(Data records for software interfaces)
○ ○ ○ ○ ○
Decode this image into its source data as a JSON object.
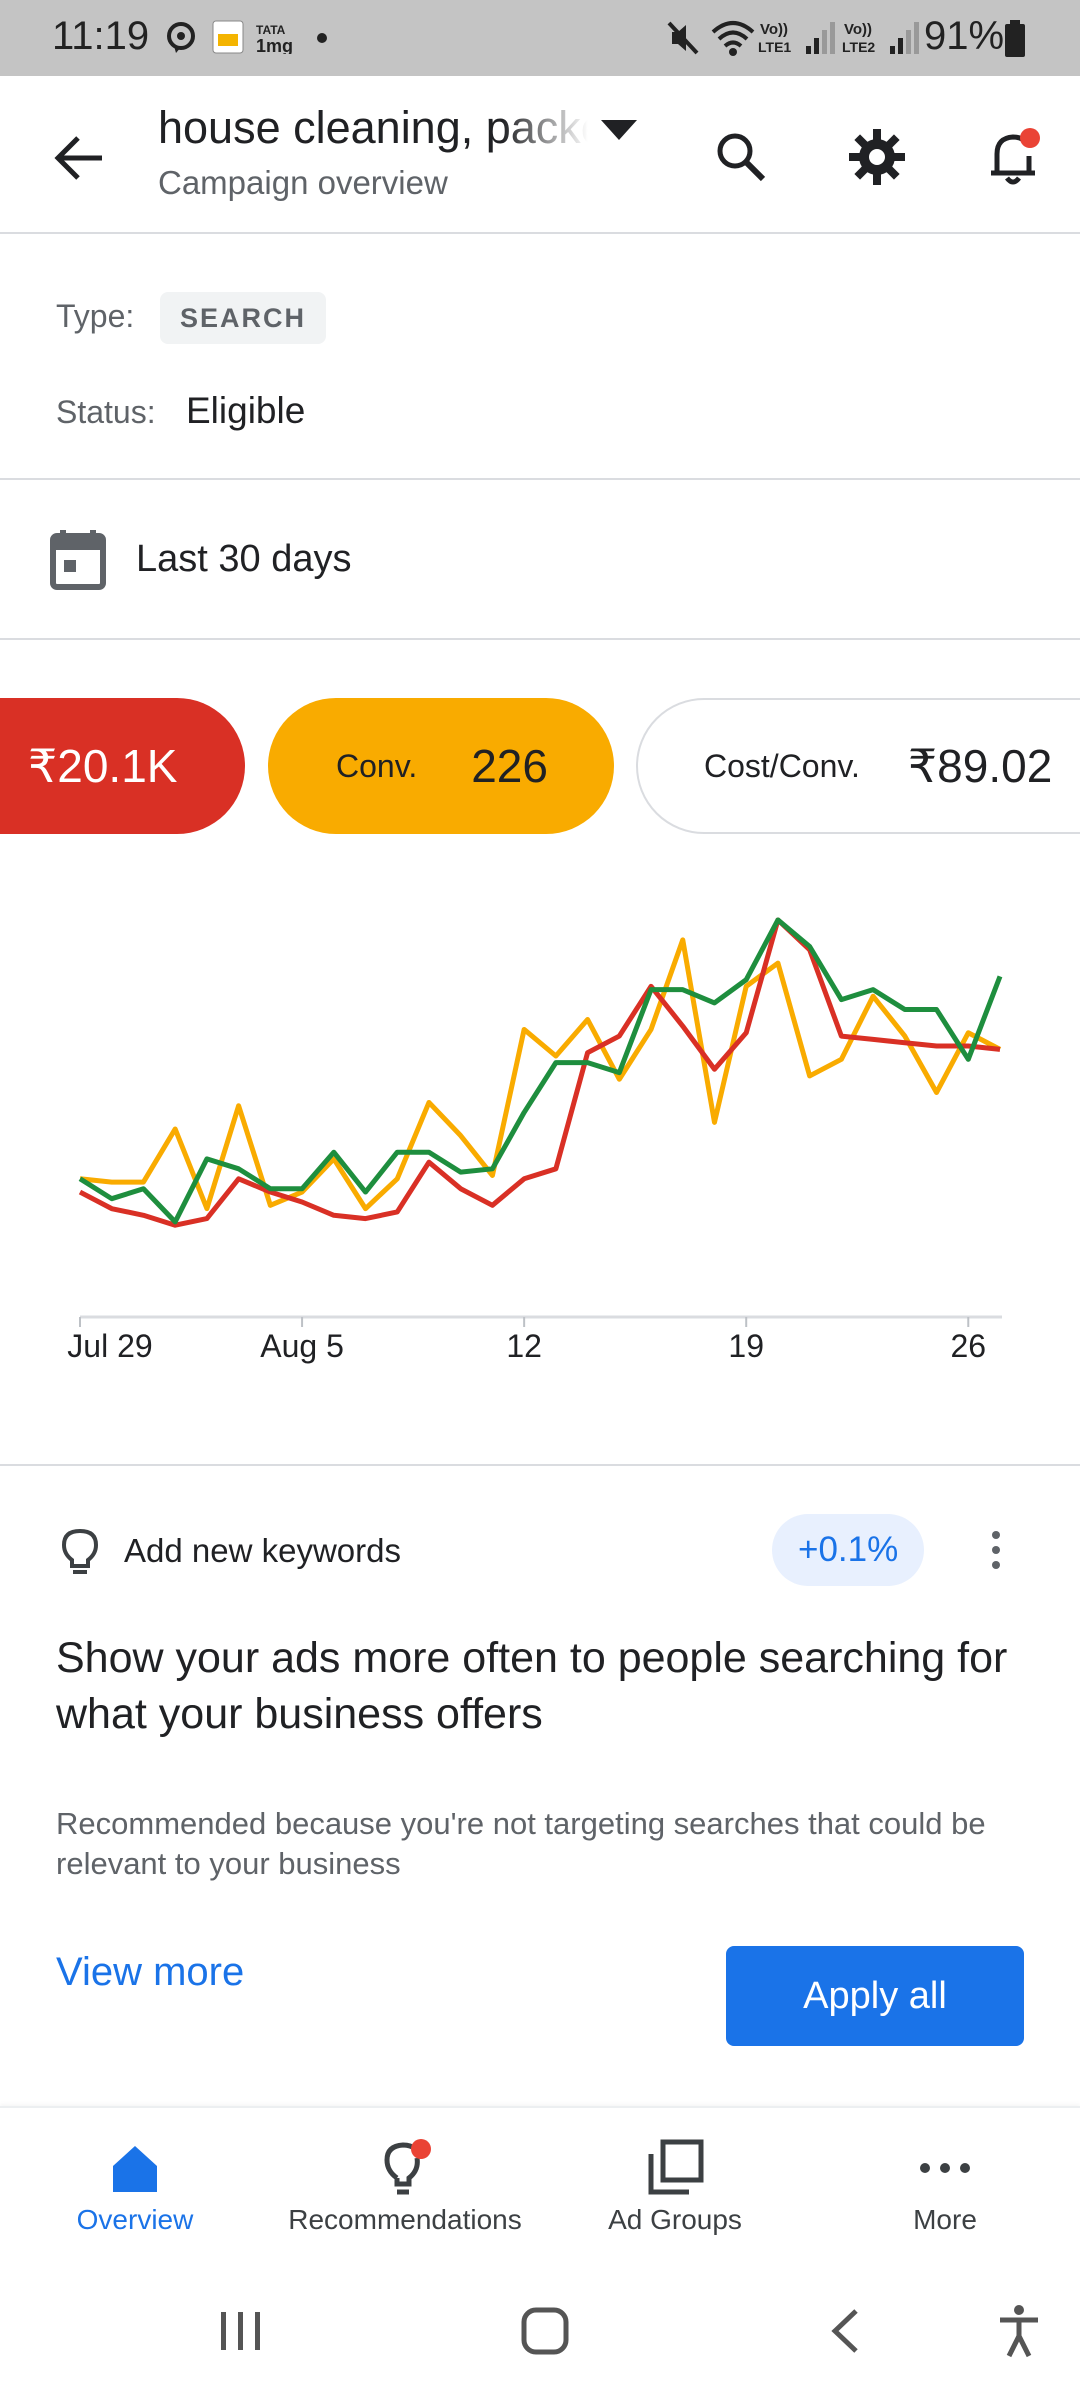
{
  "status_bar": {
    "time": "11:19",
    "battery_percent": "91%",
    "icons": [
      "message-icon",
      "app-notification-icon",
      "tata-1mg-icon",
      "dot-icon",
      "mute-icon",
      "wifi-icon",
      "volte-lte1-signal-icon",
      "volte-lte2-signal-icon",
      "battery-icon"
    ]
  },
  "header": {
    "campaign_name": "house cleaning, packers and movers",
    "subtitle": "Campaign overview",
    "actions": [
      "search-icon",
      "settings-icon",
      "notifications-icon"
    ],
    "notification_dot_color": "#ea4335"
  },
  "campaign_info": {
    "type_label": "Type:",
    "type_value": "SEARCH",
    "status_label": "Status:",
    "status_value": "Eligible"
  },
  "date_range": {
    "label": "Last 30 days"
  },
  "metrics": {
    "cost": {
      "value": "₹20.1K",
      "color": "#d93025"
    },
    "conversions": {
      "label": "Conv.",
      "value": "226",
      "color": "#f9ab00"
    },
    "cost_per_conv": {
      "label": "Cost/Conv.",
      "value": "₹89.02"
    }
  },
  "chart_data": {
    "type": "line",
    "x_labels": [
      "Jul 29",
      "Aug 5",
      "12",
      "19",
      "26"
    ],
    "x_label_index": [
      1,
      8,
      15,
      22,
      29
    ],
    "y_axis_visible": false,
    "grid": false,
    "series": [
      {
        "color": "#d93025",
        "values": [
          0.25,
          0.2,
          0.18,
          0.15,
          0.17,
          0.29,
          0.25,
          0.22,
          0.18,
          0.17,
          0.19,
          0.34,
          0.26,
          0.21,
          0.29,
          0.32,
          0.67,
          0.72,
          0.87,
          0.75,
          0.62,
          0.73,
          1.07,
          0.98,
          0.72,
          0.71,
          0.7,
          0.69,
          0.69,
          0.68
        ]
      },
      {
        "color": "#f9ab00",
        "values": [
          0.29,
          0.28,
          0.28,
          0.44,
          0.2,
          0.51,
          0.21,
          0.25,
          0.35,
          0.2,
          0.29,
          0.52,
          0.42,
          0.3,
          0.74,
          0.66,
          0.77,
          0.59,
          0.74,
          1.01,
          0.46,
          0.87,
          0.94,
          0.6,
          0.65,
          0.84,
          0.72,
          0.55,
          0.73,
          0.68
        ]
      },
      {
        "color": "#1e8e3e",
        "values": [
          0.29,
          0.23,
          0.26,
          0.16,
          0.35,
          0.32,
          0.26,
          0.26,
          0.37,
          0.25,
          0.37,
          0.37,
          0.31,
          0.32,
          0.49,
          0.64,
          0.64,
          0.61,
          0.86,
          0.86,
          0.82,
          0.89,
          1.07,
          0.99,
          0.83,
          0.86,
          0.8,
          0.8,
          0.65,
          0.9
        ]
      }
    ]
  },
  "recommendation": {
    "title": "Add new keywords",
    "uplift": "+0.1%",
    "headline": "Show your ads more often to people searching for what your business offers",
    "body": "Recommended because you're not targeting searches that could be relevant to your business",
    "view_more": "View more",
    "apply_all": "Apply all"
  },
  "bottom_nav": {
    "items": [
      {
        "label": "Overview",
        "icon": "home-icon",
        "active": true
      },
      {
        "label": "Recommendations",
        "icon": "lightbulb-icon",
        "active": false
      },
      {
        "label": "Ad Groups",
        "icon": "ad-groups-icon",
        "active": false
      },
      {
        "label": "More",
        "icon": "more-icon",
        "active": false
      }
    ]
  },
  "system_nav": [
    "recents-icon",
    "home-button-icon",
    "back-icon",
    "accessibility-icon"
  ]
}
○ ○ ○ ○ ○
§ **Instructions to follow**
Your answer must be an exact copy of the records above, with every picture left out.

§ **Written reply**
Decode this image into its source data as a JSON object.
{
  "status_bar": {
    "time": "11:19",
    "battery_percent": "91%",
    "icons": [
      "message-icon",
      "app-notification-icon",
      "tata-1mg-icon",
      "dot-icon",
      "mute-icon",
      "wifi-icon",
      "volte-lte1-signal-icon",
      "volte-lte2-signal-icon",
      "battery-icon"
    ]
  },
  "header": {
    "campaign_name": "house cleaning, packers and movers",
    "subtitle": "Campaign overview",
    "actions": [
      "search-icon",
      "settings-icon",
      "notifications-icon"
    ],
    "notification_dot_color": "#ea4335"
  },
  "campaign_info": {
    "type_label": "Type:",
    "type_value": "SEARCH",
    "status_label": "Status:",
    "status_value": "Eligible"
  },
  "date_range": {
    "label": "Last 30 days"
  },
  "metrics": {
    "cost": {
      "value": "₹20.1K",
      "color": "#d93025"
    },
    "conversions": {
      "label": "Conv.",
      "value": "226",
      "color": "#f9ab00"
    },
    "cost_per_conv": {
      "label": "Cost/Conv.",
      "value": "₹89.02"
    }
  },
  "chart_data": {
    "type": "line",
    "x_labels": [
      "Jul 29",
      "Aug 5",
      "12",
      "19",
      "26"
    ],
    "x_label_index": [
      1,
      8,
      15,
      22,
      29
    ],
    "y_axis_visible": false,
    "grid": false,
    "series": [
      {
        "color": "#d93025",
        "values": [
          0.25,
          0.2,
          0.18,
          0.15,
          0.17,
          0.29,
          0.25,
          0.22,
          0.18,
          0.17,
          0.19,
          0.34,
          0.26,
          0.21,
          0.29,
          0.32,
          0.67,
          0.72,
          0.87,
          0.75,
          0.62,
          0.73,
          1.07,
          0.98,
          0.72,
          0.71,
          0.7,
          0.69,
          0.69,
          0.68
        ]
      },
      {
        "color": "#f9ab00",
        "values": [
          0.29,
          0.28,
          0.28,
          0.44,
          0.2,
          0.51,
          0.21,
          0.25,
          0.35,
          0.2,
          0.29,
          0.52,
          0.42,
          0.3,
          0.74,
          0.66,
          0.77,
          0.59,
          0.74,
          1.01,
          0.46,
          0.87,
          0.94,
          0.6,
          0.65,
          0.84,
          0.72,
          0.55,
          0.73,
          0.68
        ]
      },
      {
        "color": "#1e8e3e",
        "values": [
          0.29,
          0.23,
          0.26,
          0.16,
          0.35,
          0.32,
          0.26,
          0.26,
          0.37,
          0.25,
          0.37,
          0.37,
          0.31,
          0.32,
          0.49,
          0.64,
          0.64,
          0.61,
          0.86,
          0.86,
          0.82,
          0.89,
          1.07,
          0.99,
          0.83,
          0.86,
          0.8,
          0.8,
          0.65,
          0.9
        ]
      }
    ]
  },
  "recommendation": {
    "title": "Add new keywords",
    "uplift": "+0.1%",
    "headline": "Show your ads more often to people searching for what your business offers",
    "body": "Recommended because you're not targeting searches that could be relevant to your business",
    "view_more": "View more",
    "apply_all": "Apply all"
  },
  "bottom_nav": {
    "items": [
      {
        "label": "Overview",
        "icon": "home-icon",
        "active": true
      },
      {
        "label": "Recommendations",
        "icon": "lightbulb-icon",
        "active": false
      },
      {
        "label": "Ad Groups",
        "icon": "ad-groups-icon",
        "active": false
      },
      {
        "label": "More",
        "icon": "more-icon",
        "active": false
      }
    ]
  },
  "system_nav": [
    "recents-icon",
    "home-button-icon",
    "back-icon",
    "accessibility-icon"
  ]
}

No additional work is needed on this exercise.